great earthquake came, the keepers did shake, and 
became as dead men. As soon as they had recov- 
ered from the shock, they gathered themselves up, 
one ran this way, another that, and came to Jeru- 


salem, where they told the chief priests all the 
things that were done. What, think you, must 
then have been the thoughts of these priests? How 
must their hearts not have quaked and trembled ! 
They could not look on it as a jest, for there stood 
their own witnesses, the soldiers of Pilate, whom 
Pilate himself had sent to guard the tomb. These 
not only told them, but also showed in their entire 
conduct, what had happened. So severe a fright as 
theirs had been, is not so easily concealed. The 
speech betrays it; the countenance shows it; the 
whole body is so affected by it, as to make it known. 
It is, therefore, easily seen that this message must 
have terribly frightened the chief priests and elders. 
Instead, however, of being bettered by this mes- 
sage, they only rushed deeper into sin and made 
their evil conscience worse. They held a council 
on that very Sabbath day, and gave much money 
to the soldiers that they might help them lie, and 
instructed them to say, "His disciples came by 
night, and stole Him away while we slept." In 
this way these poor fellows sought to console and 
help themselves. They believed in their hearts 
that Christ, whom fhey had delivered to die, 
though innocent, had risen from the dead. Each 
one can imagine for himself how this must have 
troubled them ; for, under such circumstances, their 
hearts could never have been calm. And yet, they 
gave much money to have their lies spread, and to 
have people persuaded to believe what they them- 
selves did not believe. They who thus willfully 
resist the truth, and adorn and comfort themselves 
with known falsehoods, are surely spiteful and 
desperate wretches. We should learn this, so that 

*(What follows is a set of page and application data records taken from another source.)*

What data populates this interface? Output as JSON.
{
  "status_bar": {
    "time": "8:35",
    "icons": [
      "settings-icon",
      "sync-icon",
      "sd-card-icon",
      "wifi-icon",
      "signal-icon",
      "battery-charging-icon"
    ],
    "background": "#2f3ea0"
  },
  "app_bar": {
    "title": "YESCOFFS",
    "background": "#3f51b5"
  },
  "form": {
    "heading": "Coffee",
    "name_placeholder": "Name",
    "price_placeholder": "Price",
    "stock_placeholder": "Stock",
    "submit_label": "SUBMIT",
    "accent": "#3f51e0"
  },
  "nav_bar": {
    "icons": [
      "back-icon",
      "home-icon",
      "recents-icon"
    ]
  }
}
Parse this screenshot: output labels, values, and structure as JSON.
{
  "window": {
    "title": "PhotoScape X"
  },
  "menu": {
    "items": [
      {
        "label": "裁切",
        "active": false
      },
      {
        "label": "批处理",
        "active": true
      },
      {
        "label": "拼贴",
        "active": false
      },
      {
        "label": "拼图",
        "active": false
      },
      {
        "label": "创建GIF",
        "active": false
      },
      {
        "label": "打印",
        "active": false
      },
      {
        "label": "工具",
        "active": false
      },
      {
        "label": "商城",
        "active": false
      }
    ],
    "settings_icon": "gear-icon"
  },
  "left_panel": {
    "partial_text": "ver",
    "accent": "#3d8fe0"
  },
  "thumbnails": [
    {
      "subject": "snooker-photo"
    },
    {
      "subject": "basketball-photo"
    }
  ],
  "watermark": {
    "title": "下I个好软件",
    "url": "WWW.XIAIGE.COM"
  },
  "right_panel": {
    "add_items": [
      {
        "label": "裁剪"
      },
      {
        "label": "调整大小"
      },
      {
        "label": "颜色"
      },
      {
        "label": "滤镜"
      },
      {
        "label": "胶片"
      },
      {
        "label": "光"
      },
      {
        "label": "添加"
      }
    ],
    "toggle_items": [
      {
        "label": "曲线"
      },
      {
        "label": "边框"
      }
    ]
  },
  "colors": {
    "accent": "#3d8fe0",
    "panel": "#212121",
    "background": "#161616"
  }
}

we may know how to look upon the foes of the 
Word. He who resists the truth, as has been said 
already, has only falsehood left to shield him. 

In the meanwhile our dear Lord Jesus comforts 
His few scattered followers, and shows Himself to 
them, and proves to them by very deed that He is 
not dead, but living, and living as the Conqueror of 
death forever. The lies of those who hate the 
Word only help so much the more to spread the 
tidings and to give them notoriety. Had the Jews 
not guarded the tomb themselves, the falsehood, 
that Christ's body had been stolen, would have 
been more plausible ; but it does not serve its pur- 
pose ; for the guards had been stationed around the 
tomb, and the door of the sepulchre had been care- 
fully sealed. The very fact of their fleeing suffi- 
ciently shows that a higher and greater power than 
that of Pilate and his guards was present. 

So it always is with the enemies of the Gospel. 
They must resort to base and blasphemous lies, 
which, however, do not harm the Word, but further 
it in spite of them. This should move every one to 
learn to know and to flee from lies, and to abide by 
the Word and by the truth. God be praised that 
some in our day have learned this, and that the 
Papists only advanced the cause of the Gospel with 
their lying and clamoring and scribbling ! Their 
lies are published in such clumsy shape that men 
are driven to the truth by them. The longer the 
enemies of the truth attack it, the more violent 
they become ; but the suffering of our dear Lord 
Jesus has brought it about that they must thus, 
against their will, further the truth.